By Joe Beck - firstname.lastname@example.org
FRONT ROYAL - The Warren County Fire and Rescue Service is closer to hiring five new career firefighters after the last of 23 participating recruits finished written and physical agility tests on Thursday.
The testing concluded at the Front Royal fire station on North Commerce Avenue with the last of the recruits scaling a 105-foot ladder atop one of the department's trucks. When the results were tallied, only 10 of the 23 recruits passed. The survivors, all of them men, advance to an interview that will be the final stage in determining whether they will be joining the ranks of the department's 20 full-time or 10 part-time firefighters.
Gerry R. Maiatico, the department's fire marshal, said the rigorous testing program, now in its fifth year, has improved hiring decisions and made it easier to retain higher quality recruits after they join the department.
"We decided on a process like this to test their skills, knowledge and abilities to make sure we're getting a quality candidate," Maiatico said.
The deterioration in the economy a few years ago increased the number of applicants for full-time firefighter jobs, thereby spurring the department to develop "another tool to help us in the selection process," Maiatico said.
The written test by its nature is always a bit of a mystery before recruits sit down to take it, but the physical agility segment is easily seen and understood well before it begins. The recruits must move through a six-station course that includes swinging an axe 30 times, scrambling up and down a fire escape carrying a coiled hose and 85 pounds of equipment with them, and dragging a dummy over part of the parking lot in the back of the fire station.
A passing score requires the recruit to finish the course in 5 minutes and 30 seconds. After a cooling off and recovery period, each recruit is then required to scale the105-foot fire truck ladder tilted at a 70-degree angle.
While the test is supposed to measure physical agility, the sight of recruits doubled over gasping for breath or stretched out in exhaustion on the pavement after completing the course left little doubt that strength and endurance also counted for a lot.
"It's all firefighter competency, all things they have to do," Maiatico said.
Maiatico said most of the recruits are either already full-time firefighters from other jurisdictions or part-timers looking to move to full-time career status. Many also are already volunteers with the Warren County department.

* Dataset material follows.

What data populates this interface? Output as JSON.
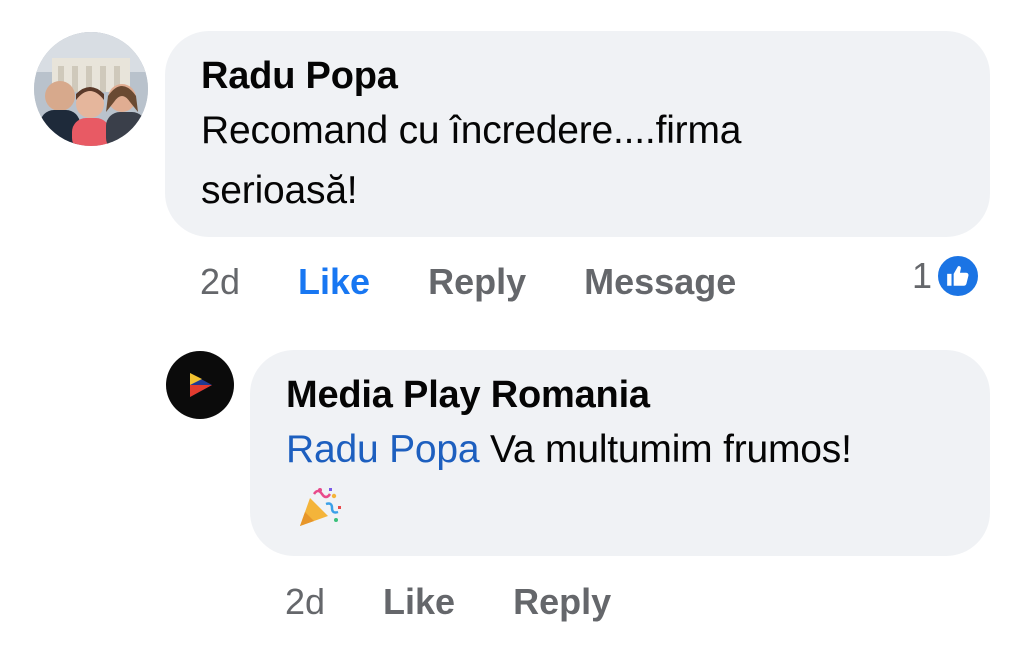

Maiatico said those who already have full-time jobs with other departments are looking for part-time work in Warren County on their days off.
Maiatico said the department does not take civilian applicants off the street because it lacks the time and money to include an extended, elaborate training curriculum as part of its hiring process. Some of the bigger departments in Northern Virginia provide a 22-week candidate recruit school, but Warren County needs those who have already gained basic firefighting skills as volunteers in its own department or as members in other communities.
As for those who don't make the cut, the testing can also be helpful to them, Maiatico said.
"It's a way for them to set a level of standards for themselves," he said. "It lets them know what their strengths and weaknesses are."